* Exercise requirements: Once the images are set aside, write out the rest of the records exactly.

Start of Data for review

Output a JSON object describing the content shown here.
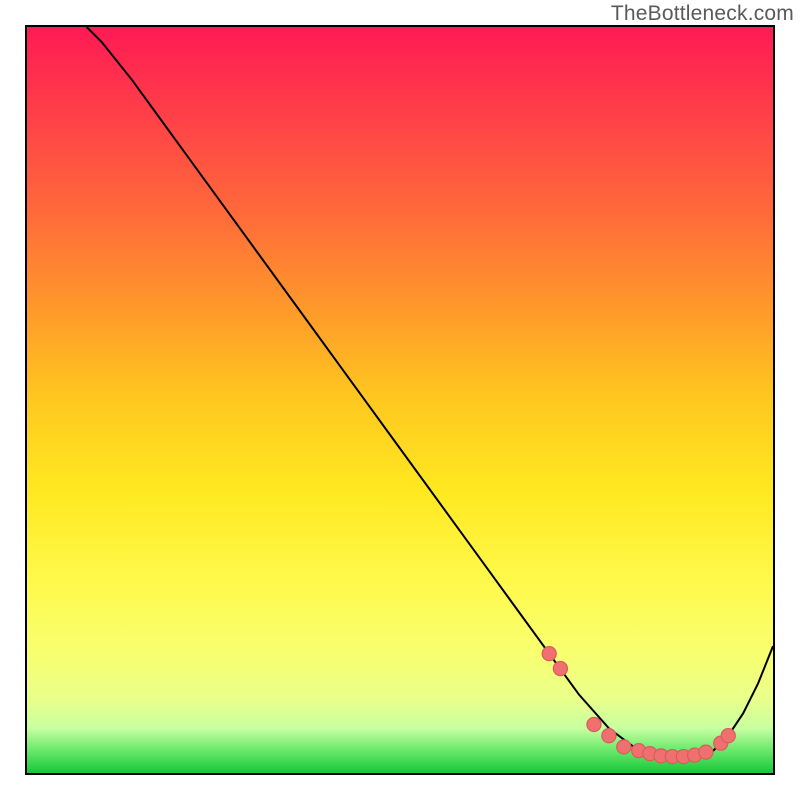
{
  "watermark": "TheBottleneck.com",
  "colors": {
    "curve_stroke": "#000000",
    "dot_fill": "#f07070",
    "dot_stroke": "#d85a5a",
    "frame": "#000000"
  },
  "chart_data": {
    "type": "line",
    "title": "",
    "xlabel": "",
    "ylabel": "",
    "xlim": [
      0,
      100
    ],
    "ylim": [
      0,
      100
    ],
    "grid": false,
    "legend": false,
    "series": [
      {
        "name": "bottleneck-curve",
        "x": [
          8,
          10,
          14,
          18,
          22,
          26,
          30,
          34,
          38,
          42,
          46,
          50,
          54,
          58,
          62,
          66,
          70,
          74,
          78,
          82,
          84,
          86,
          88,
          90,
          92,
          94,
          96,
          98,
          100
        ],
        "y": [
          100,
          98,
          93,
          87.5,
          82,
          76.5,
          71,
          65.5,
          60,
          54.5,
          49,
          43.5,
          38,
          32.5,
          27,
          21.5,
          16,
          10.5,
          6,
          3,
          2.3,
          2,
          2,
          2.3,
          3,
          5,
          8,
          12,
          17
        ]
      }
    ],
    "dots": {
      "name": "highlighted-points",
      "x": [
        70,
        71.5,
        76,
        78,
        80,
        82,
        83.5,
        85,
        86.5,
        88,
        89.5,
        91,
        93,
        94
      ],
      "y": [
        16,
        14,
        6.5,
        5,
        3.5,
        3,
        2.6,
        2.3,
        2.2,
        2.2,
        2.4,
        2.8,
        4,
        5
      ]
    }
  }
}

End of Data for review

* Response:
Output a JSON object describing the content shown here.
{
  "watermark": "TheBottleneck.com",
  "colors": {
    "curve_stroke": "#000000",
    "dot_fill": "#f07070",
    "dot_stroke": "#d85a5a",
    "frame": "#000000"
  },
  "chart_data": {
    "type": "line",
    "title": "",
    "xlabel": "",
    "ylabel": "",
    "xlim": [
      0,
      100
    ],
    "ylim": [
      0,
      100
    ],
    "grid": false,
    "legend": false,
    "series": [
      {
        "name": "bottleneck-curve",
        "x": [
          8,
          10,
          14,
          18,
          22,
          26,
          30,
          34,
          38,
          42,
          46,
          50,
          54,
          58,
          62,
          66,
          70,
          74,
          78,
          82,
          84,
          86,
          88,
          90,
          92,
          94,
          96,
          98,
          100
        ],
        "y": [
          100,
          98,
          93,
          87.5,
          82,
          76.5,
          71,
          65.5,
          60,
          54.5,
          49,
          43.5,
          38,
          32.5,
          27,
          21.5,
          16,
          10.5,
          6,
          3,
          2.3,
          2,
          2,
          2.3,
          3,
          5,
          8,
          12,
          17
        ]
      }
    ],
    "dots": {
      "name": "highlighted-points",
      "x": [
        70,
        71.5,
        76,
        78,
        80,
        82,
        83.5,
        85,
        86.5,
        88,
        89.5,
        91,
        93,
        94
      ],
      "y": [
        16,
        14,
        6.5,
        5,
        3.5,
        3,
        2.6,
        2.3,
        2.2,
        2.2,
        2.4,
        2.8,
        4,
        5
      ]
    }
  }
}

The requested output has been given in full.